There's an uneasy courtship going on between corporate America and the diverse, sometimes idiosyncratic collection of companies that make up the "sustainable lifestyle" movement -- firms that promote their products as healthy and easy on the environment. Wal-Mart Stores Inc. has begun buying organic cotton; Colgate-Palmolive Co. owns natural products pioneer Tom's of Maine; prominent organic food brands have become subsidiaries of major agribusinesses.
In the midst of it, Case is trying to position himself as an honest broker, someone who can translate green practices into mainstream tastes and apply mainstream business principles in a way that green businesses and consumers can accept. The aim is to build a "Nike of wellness," but to get there Case is trying to meld ideas derived from talks with Berkshire Hathaway Inc.'s Warren Buffett and Virgin Group companies' Richard Branson with businesses developed by people such as Jirka Rysavy, who lives in a shack without running water and developed a line of yoga products that Case is backing.
Like the diverse line of businesses Branson has brought under the Virgin label, Case sees his year-old Revolution developing into a sort of meta-brand, a signal to consumers that the product or service is environmentally friendly -- but not too "fringy."
"Everyone wants to make choices that are better for the people around them. The problem now is the choices have a tendency to be overly preachy. . . . It feels like a club you don't belong to," he said. "People are intrigued with these ideas. They're willing to give it a shot if given a safe, comfortable way to do that and not be targeted by the yoga police."
Revolution Living, the lifestyle unit of his District-based holding and operating company, has planted a flag in the estimated $228 billion sustainable lifestyle market with a $20 million minority stake in Rysavy's Gaiam Inc., a retailer of health and eco-conscious products; and investments in multimedia portal Lime and car-sharing service Flexcar.
Despite their unconventional leanings, one of the more valuable assets of the companies under the Revolution umbrella may be their high-profile connections to the conventional business world. Former Chrysler Corp. chairman Lee Iacocca is a board member and investor in Flexcar. Ex-Hewlett-Packard Co. chief executive Carly Fiorina sits on the board of Revolution Health Group, which is focused on consumer-oriented health care.
Case, who admits to being better at "building companies than running them" sets the general direction by identifying trends. Day-to-day management of Revolution Living falls to Michael Crooke, former chief executive of Patagonia, who is credited with turning around the outdoor apparel maker by instilling basic business discipline without alienating core customers.

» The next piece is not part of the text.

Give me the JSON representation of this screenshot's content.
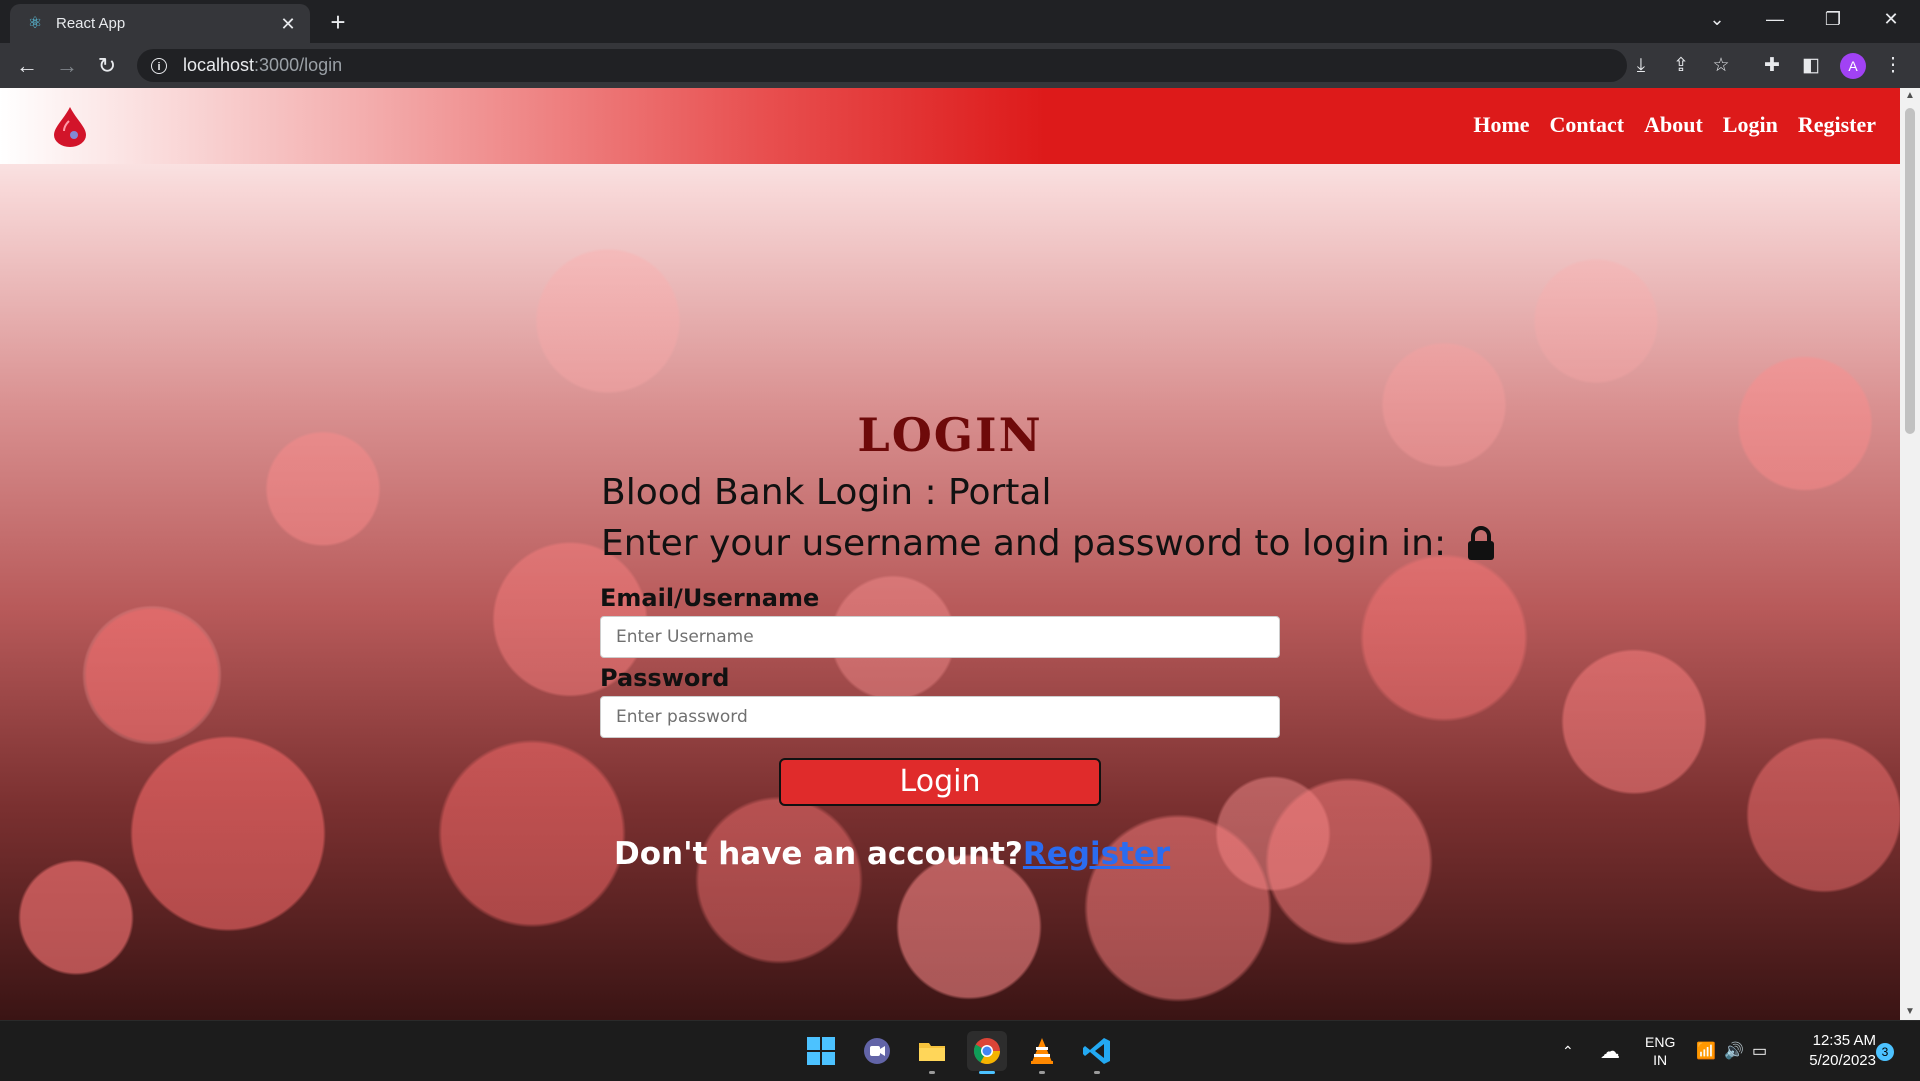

At the company's sleek offices on Rhode Island Avenue NW earlier this year, young MBAs pored over financial documents and gazed at flat-screen monitors while being pitched ideas by business partners -- a reflection of the hectic deal flow.
"Everything is a race against time. The secret is out," Crooke said, referring to growing corporate interest in eco-conscious consumers and products.

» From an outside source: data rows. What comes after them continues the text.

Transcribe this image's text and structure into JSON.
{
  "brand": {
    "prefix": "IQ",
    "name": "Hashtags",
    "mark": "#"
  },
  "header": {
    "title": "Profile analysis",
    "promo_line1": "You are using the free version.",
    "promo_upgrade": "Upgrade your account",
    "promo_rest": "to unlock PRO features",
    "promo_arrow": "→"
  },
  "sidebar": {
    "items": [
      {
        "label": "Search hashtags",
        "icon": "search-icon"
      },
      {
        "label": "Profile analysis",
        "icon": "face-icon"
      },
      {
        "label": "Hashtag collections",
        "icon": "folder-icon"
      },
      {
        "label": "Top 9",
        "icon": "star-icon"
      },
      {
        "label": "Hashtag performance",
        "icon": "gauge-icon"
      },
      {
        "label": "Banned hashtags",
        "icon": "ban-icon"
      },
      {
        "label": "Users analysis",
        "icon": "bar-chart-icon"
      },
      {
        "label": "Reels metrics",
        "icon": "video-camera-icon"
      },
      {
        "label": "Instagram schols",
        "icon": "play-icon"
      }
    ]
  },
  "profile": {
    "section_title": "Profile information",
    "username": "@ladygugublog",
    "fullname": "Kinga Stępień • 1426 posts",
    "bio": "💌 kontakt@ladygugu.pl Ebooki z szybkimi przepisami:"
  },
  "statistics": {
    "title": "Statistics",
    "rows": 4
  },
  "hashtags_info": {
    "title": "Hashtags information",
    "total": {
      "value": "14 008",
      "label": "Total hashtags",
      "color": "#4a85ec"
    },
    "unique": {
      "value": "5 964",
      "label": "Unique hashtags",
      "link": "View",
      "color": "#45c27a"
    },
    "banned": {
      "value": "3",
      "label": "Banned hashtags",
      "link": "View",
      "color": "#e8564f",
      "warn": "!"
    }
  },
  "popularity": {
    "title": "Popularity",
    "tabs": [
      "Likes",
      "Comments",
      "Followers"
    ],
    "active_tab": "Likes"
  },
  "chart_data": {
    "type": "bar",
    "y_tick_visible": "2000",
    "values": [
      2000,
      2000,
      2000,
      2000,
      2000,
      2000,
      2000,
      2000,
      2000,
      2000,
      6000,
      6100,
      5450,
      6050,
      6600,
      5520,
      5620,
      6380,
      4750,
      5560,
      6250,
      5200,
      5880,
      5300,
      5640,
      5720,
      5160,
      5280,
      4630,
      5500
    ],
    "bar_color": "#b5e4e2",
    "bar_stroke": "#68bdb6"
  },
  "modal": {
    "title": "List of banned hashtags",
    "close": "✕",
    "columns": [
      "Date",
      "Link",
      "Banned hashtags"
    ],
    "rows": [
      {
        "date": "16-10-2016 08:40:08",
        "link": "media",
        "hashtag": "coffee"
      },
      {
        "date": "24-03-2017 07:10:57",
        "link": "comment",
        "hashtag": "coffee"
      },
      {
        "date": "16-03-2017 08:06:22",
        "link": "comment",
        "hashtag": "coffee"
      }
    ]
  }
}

One of Crooke's first orders of business has been a "green audit" of all Revolution Living-owned companies. Anything not eco-friendly, down to the carpet and wall coverings, is being replaced, he said. Business cards are printed on recycled paper using soy-based ink.
"The worst thing we can be is poseurs," said Crooke, a former Navy Seal and forestry major who shuns meat and takes vitamins customized for him by alternative medicine guru Andrew Weil. "Once you're found to be poseurs, you're done."
The consumers Crooke is trying to attract value "lifestyles of health and sustainability" and are most likely to be baby boomers concerned with health and spirituality or Gen X- and Y-ers who grew up recycling and took Pilates in gym class.
"There are people who believe anything sold at Whole Foods is healthy, ecological and probably socially responsible. That is far from the truth. But from Whole Foods' perspective they've successfully engendered trust," said Joel Makower, a green-marketing consultant and founder of Green Business Network. "If Revolution can establish itself as the trusted brand of alternative lifestyle products and services, they'll come out a winner."
Green consumers, who can be hyper-vigilant whether they're reading ingredient labels or watching television commercials, are not easy to please. Their expectations are always rising, said Gwynne Rogers of the Natural Marketing Institute. Where organic coffee once was acceptable, now it must be fair trade, too.
At the conference Case attended in Santa Monica, market researcher Paul H. Ray told an audience of green entrepreneurs they "need to look more virtuous" than their competitors to survive.
"You need a lot of street cred to step into this space. You cannot buy your way into this space," said Lawrence "Axil" Comras, founder of GreenHome.com, which sells eco-friendly household goods.
Conference attendees even grumbled that Gaiam -- despite Rysavy's living arrangements -- sold yoga mats that included polyvinyl choloride, a source of the environmental pollutant dioxin. (The company just introduced mats made of natural rubber and jute.)
Promotional speeches by the event's sponsors inspired quips about "infomercials." Displays of organic roses flown in from Ecuador were criticized as a waste of fossil fuel.
Case managed to escape negative associations despite his brush with corporate scandal. Hardly anyone mentioned the accounting troubles that plagued AOL under his watch or the millions of dollars stockholders lost when AOL-Time Warner's shares plummeted following the merger. He was introduced at the conference as the man "who changed the way we all communicate."
Hank Wasiak, a veteran advertising executive who attended the conference, epitomized the reaction to Case in Santa Monica.
"We just don't know all the reasons why the AOL-Time Warner merger didn't live up to expectations. And now, the fact that one of the principals in that merger, Steve Case, is bringing his passion, energy and purpose to the business of [sustainability] should really have no bearing on his new company's authenticity or chances for success," Wasiak wrote in an e-mail. Having sat in on a presentation by Revolution Health, he added that Case and his colleagues have put forward "a clear vision of their corporate mission and ethos which they are following."
Green entrepreneurs at the conference seemed to agree with Case that their ideas are on the verge of mainstream acceptance, but they were divided over the implications. Some wanted to be the next Stonyfield Farm -- a small organic yogurt company that's now 80 percent owned by French multinational Groupe Danone -- and welcomed big business's embrace of their ideas and products. Others feared having to compromise their standards for the sake of expansion.
After someone brought up Wal-Mart's intention to sell organic cotton clothing, Laura Coblentz, vice president of marketing with the Wild Oats grocery chain, spoke of problems that have arisen with the "commodification" of organic food. She was referring to organic food companies that have adopted practices similar to their conventional counterparts to meet higher demand and ship food farther distances.
Rick Ridgeway, Patagonia's executive vice president for marketing, countered that getting a company such as Wal-Mart to go organic was a victory, even if it meant tougher competition.
Case's loyalties are clear.
Though the death of his brother Dan from brain cancer in 2002 spurred his interest in helping consumers make better health-care choices, he also drew heavily on mainstream business thinking to form his new company.
After stepping down as chairman of Time Warner, he went to Branson for advice on building a brand "from scratch," talked to Buffett about taking a 10- or 20-year perspective on businesses, and heard from Denver entrepreneur Philip F. Anschutz about keeping a controlling interest in his investments.
And when a waiter in Santa Monica told him that the greens on an asparagus salad had been picked earlier that day in Oregon by Chief Running Squirrel, Case's mind quickly wheeled.
"What do you do when Chief Running Squirrel gets sick?" Case deadpanned.
"I'm not trying to pass a test," he said later. "I'm just trying to make people aware of more choices."